= GIVEN RECORDS =
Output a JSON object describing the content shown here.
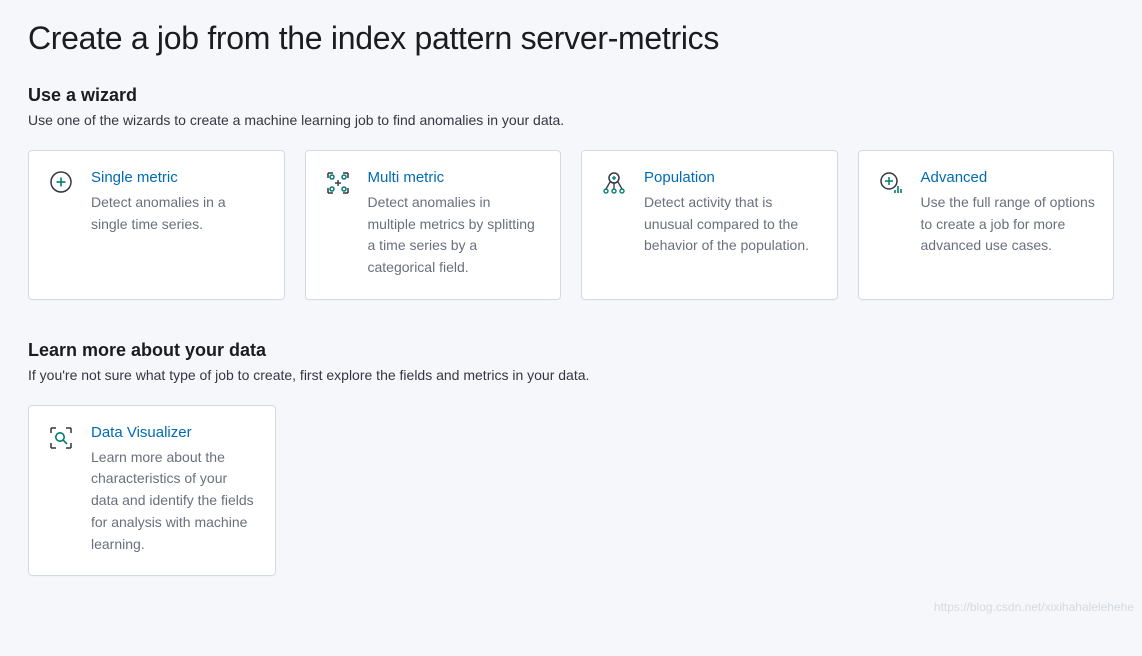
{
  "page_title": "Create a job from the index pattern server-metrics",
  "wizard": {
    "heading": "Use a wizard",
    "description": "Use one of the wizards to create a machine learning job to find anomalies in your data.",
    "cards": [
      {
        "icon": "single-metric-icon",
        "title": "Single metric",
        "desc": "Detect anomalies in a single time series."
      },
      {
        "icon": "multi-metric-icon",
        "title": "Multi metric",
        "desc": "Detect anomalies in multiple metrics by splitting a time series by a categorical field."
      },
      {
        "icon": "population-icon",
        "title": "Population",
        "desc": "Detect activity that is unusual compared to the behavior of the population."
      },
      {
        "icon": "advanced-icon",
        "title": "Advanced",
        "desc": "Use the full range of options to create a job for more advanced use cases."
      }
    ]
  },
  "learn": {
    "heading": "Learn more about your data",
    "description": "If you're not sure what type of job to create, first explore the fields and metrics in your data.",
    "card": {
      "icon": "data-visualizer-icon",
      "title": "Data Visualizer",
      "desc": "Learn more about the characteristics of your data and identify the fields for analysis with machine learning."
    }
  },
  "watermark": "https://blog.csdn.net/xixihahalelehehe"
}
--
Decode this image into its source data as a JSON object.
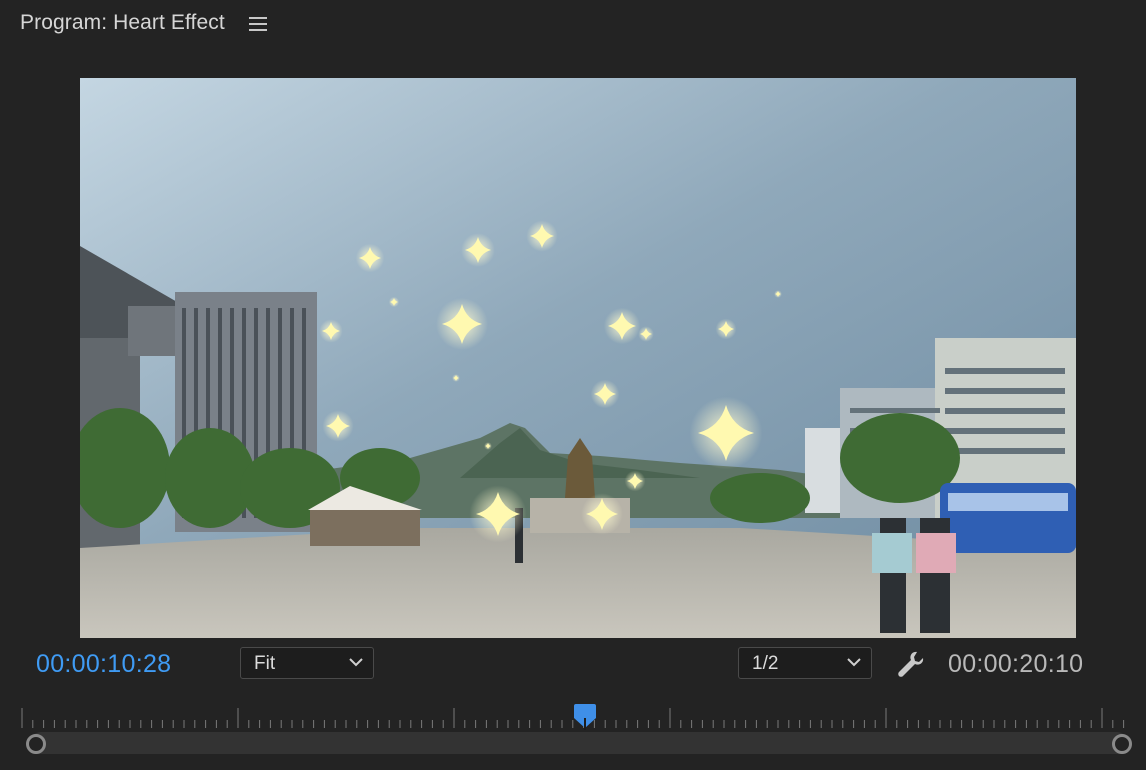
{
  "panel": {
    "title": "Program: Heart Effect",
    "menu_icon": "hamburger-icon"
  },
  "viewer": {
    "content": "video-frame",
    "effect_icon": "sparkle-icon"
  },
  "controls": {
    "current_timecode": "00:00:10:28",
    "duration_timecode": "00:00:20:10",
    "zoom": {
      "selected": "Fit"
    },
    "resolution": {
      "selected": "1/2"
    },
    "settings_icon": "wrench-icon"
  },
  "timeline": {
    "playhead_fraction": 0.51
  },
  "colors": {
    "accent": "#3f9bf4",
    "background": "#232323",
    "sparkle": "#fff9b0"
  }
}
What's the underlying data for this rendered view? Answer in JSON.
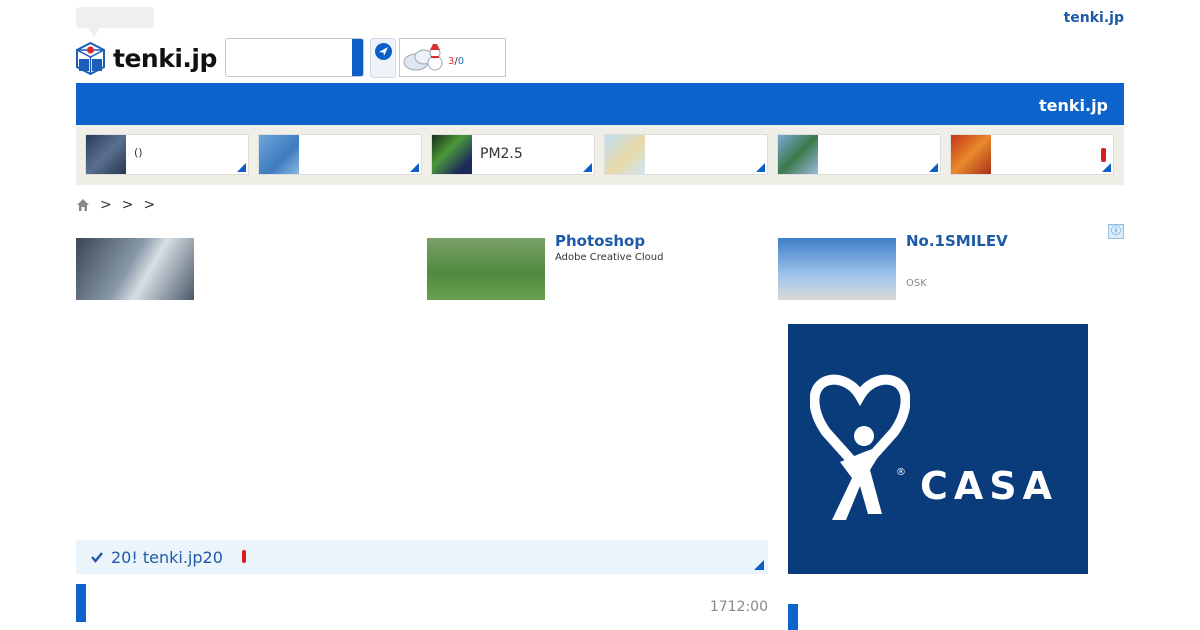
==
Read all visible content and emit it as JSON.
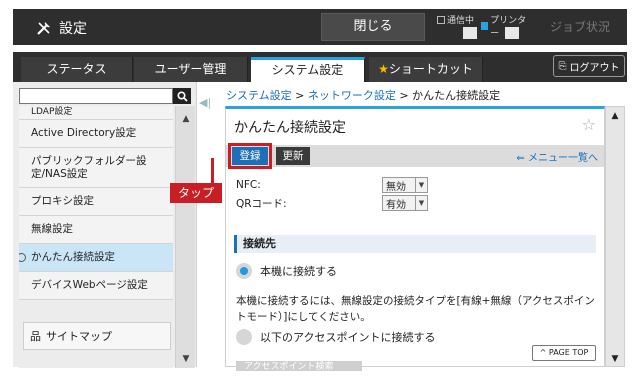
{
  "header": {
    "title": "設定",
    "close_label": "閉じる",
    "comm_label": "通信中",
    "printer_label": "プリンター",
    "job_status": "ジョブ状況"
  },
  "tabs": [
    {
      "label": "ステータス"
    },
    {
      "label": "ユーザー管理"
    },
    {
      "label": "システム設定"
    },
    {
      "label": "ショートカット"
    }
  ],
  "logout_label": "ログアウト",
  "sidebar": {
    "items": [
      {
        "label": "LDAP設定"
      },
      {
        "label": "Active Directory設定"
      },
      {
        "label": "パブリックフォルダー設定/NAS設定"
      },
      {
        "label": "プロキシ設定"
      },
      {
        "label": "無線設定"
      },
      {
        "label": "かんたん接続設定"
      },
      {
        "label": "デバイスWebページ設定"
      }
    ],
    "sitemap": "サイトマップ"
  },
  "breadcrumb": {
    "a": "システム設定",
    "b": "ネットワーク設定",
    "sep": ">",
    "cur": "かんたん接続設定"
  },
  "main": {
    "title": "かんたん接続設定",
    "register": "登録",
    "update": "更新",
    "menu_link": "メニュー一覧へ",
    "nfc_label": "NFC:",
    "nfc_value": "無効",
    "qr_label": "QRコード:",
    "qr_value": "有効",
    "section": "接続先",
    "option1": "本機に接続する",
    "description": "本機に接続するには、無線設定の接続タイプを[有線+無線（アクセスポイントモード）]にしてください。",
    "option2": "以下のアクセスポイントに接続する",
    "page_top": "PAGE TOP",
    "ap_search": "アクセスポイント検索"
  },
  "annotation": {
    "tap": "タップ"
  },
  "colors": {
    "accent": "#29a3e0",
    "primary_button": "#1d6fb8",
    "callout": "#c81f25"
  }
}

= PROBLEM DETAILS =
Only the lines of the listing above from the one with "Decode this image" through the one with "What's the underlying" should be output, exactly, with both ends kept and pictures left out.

= RESPONSE TO THE TASK =
Decode this image into its source data as a JSON object.
{
  "panel": {
    "title": "Program: Heart Effect",
    "menu_icon": "hamburger-icon"
  },
  "viewer": {
    "content": "video-frame",
    "effect_icon": "sparkle-icon"
  },
  "controls": {
    "current_timecode": "00:00:10:28",
    "duration_timecode": "00:00:20:10",
    "zoom": {
      "selected": "Fit"
    },
    "resolution": {
      "selected": "1/2"
    },
    "settings_icon": "wrench-icon"
  },
  "timeline": {
    "playhead_fraction": 0.51
  },
  "colors": {
    "accent": "#3f9bf4",
    "background": "#232323",
    "sparkle": "#fff9b0"
  }
}
What's the underlying data for this rendered view? Answer in JSON.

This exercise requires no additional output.